Skilled-nursing facilities are being overpaid under a Medicare prospective payment system implemented July 1, according to a report released last week by HHS' inspector general's office.
However, it is unlikely that the current rates, which will be in effect until Oct. 1, 1999, will be reduced. Instead, HCFA will wait until fiscal 2000, when it has gathered more information, to fix the problem, according to agency officials.
Under the new PPS, skilled-nursing reimbursements are based 25% on a national rate and 75% on a facility-specific rate. However, an audit by the inspector general found that historic skilled-nursing rates were inflated because of "unnecessary care and excessive salary costs for therapy services." The agency recommended HCFA reduce the PPS rate to account for the improper costs.
While the agency did not specify how much the rates should be reduced, it did note that its recent annual audit of all Medicare payments found about $629 million in improper billings to skilled-nursing facilities in 1997.
"We are concerned that the methodology used will inflate (the PPS) rates, since HCFA has not made a downward adjustment for unallowable costs identified in prior audits, which would affect the base-period amounts," the agency said.
The agency's audit found a variety of costs improperly included in the skilled-nursing base-year payments.
For example, one facility received $15,362 for 61 days of care. The agency later found that the money had been used to treat a patient who did not require skilled care.
To fix such problems, HCFA and the inspector general's office are working to develop a study of skilled-nursing costs to see just how much the reimbursement rates are overstated.
One problem is that under last year's balanced-budget law, which enacted the PPS, the reimbursement rates are based on 1995 cost reports. However, many of those records may no longer be available to review, according to the inspector general's office.

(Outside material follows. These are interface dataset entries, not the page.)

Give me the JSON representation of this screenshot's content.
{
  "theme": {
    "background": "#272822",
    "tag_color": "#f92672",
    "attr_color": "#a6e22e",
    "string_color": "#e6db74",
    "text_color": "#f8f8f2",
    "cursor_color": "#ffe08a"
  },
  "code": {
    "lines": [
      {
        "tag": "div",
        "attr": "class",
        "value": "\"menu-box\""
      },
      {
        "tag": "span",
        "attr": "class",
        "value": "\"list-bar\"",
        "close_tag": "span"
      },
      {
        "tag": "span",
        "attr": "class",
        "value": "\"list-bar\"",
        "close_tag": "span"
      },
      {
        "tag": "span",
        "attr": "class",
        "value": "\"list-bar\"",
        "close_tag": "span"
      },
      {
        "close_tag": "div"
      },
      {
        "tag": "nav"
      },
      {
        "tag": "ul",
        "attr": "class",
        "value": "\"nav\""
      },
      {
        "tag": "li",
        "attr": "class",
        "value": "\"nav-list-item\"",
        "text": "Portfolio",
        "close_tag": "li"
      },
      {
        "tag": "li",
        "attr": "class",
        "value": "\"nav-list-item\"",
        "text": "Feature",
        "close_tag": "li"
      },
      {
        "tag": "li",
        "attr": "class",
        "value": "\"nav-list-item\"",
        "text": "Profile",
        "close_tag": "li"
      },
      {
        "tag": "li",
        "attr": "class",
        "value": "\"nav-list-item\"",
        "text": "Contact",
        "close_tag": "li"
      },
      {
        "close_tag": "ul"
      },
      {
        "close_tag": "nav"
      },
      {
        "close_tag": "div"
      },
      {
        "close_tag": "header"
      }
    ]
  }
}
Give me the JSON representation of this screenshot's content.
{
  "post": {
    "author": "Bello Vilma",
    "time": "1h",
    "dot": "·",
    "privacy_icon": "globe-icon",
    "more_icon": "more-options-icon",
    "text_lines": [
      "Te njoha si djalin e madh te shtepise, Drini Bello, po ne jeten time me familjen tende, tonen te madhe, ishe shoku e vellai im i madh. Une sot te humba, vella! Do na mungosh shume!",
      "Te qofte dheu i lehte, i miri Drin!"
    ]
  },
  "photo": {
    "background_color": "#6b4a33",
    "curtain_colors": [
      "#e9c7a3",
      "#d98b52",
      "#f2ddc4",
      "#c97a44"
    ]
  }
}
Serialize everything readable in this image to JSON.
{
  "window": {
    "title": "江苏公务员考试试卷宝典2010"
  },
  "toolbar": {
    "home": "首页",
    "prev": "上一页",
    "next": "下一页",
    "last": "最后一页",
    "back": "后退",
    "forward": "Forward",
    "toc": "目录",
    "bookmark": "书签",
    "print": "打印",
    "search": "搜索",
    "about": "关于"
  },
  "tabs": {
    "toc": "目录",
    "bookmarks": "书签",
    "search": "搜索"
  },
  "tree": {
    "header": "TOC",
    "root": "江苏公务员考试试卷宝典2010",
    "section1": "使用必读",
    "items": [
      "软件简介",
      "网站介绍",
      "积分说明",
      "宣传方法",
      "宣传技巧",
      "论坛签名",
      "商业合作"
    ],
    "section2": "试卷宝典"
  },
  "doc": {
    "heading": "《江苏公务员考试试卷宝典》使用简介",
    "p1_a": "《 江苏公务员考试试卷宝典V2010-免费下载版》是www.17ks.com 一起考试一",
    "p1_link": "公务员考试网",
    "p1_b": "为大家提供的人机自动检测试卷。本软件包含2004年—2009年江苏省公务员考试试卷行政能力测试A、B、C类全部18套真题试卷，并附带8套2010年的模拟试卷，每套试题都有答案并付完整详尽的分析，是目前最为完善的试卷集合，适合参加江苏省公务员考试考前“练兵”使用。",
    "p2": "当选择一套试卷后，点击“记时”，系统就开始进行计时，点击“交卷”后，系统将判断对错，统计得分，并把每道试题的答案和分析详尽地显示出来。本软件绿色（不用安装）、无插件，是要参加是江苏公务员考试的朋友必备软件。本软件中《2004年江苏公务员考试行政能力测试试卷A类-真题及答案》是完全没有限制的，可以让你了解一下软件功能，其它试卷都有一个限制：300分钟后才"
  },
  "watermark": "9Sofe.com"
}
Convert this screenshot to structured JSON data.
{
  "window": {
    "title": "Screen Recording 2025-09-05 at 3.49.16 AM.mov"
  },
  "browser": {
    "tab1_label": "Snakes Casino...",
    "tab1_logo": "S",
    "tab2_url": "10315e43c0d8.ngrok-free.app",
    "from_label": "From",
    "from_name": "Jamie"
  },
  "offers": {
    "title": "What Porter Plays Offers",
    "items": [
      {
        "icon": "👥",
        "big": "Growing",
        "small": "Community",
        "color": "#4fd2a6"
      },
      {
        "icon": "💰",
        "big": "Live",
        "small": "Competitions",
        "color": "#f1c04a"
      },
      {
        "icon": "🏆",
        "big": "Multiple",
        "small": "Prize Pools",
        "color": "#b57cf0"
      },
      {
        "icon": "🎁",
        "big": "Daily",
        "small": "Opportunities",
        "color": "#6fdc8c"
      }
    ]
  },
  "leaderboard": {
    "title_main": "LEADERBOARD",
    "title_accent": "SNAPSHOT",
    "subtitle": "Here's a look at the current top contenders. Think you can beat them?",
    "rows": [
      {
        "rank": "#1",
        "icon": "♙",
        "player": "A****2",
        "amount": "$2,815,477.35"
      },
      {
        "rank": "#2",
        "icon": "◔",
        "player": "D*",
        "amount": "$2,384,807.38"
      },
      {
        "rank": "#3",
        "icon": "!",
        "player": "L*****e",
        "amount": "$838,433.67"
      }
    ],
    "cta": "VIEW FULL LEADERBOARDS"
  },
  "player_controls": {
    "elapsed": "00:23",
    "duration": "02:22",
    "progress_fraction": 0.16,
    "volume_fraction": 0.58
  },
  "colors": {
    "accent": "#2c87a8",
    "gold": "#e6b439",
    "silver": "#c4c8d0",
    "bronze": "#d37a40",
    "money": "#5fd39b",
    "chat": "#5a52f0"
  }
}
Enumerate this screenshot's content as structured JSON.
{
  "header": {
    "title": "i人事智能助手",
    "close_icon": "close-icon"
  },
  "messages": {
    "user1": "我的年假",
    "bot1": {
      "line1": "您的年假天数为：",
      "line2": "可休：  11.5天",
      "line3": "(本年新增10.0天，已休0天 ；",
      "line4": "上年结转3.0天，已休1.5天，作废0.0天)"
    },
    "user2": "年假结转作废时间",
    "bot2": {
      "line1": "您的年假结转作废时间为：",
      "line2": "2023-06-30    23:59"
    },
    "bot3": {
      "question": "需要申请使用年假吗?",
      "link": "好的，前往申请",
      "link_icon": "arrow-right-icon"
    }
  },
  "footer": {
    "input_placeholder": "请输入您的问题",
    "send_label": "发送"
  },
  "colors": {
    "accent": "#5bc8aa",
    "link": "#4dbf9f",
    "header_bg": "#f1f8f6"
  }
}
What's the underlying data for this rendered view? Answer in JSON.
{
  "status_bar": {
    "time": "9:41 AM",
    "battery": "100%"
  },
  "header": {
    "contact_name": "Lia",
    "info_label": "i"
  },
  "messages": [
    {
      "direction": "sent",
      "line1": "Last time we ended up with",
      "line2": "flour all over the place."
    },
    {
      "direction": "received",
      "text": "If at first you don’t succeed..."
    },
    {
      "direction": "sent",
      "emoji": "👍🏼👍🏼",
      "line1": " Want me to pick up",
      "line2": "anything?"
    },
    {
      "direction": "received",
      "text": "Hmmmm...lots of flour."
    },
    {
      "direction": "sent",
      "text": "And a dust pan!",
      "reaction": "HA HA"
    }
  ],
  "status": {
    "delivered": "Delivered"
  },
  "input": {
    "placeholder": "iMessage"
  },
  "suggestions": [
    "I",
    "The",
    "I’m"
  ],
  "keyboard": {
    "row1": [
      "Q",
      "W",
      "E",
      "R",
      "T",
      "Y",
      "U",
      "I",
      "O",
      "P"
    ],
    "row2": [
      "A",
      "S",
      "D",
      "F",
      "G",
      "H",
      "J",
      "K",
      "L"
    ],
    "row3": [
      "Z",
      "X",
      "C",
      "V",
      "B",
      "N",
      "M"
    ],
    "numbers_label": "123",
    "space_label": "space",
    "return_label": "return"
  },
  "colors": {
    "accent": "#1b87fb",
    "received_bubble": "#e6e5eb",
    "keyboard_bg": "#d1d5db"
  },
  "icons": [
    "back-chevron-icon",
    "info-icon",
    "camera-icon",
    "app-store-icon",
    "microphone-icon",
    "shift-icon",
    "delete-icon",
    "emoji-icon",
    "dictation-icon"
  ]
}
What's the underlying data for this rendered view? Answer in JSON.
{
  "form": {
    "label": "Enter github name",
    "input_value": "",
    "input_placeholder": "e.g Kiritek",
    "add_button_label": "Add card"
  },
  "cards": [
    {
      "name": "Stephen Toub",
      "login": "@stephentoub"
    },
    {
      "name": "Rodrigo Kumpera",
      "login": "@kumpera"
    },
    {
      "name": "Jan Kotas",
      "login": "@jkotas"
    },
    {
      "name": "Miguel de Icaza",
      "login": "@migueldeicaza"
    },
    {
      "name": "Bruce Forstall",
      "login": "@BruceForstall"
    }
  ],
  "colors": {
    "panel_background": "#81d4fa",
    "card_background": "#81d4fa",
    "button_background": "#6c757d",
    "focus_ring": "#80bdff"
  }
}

Another question is whether HCFA has the authority to change reimbursement rates retroactively without congressional action. HCFA officials said in July they would need legislation to make any changes, according to William Scanlon, director of health financing and systems issues for the General Accounting Office.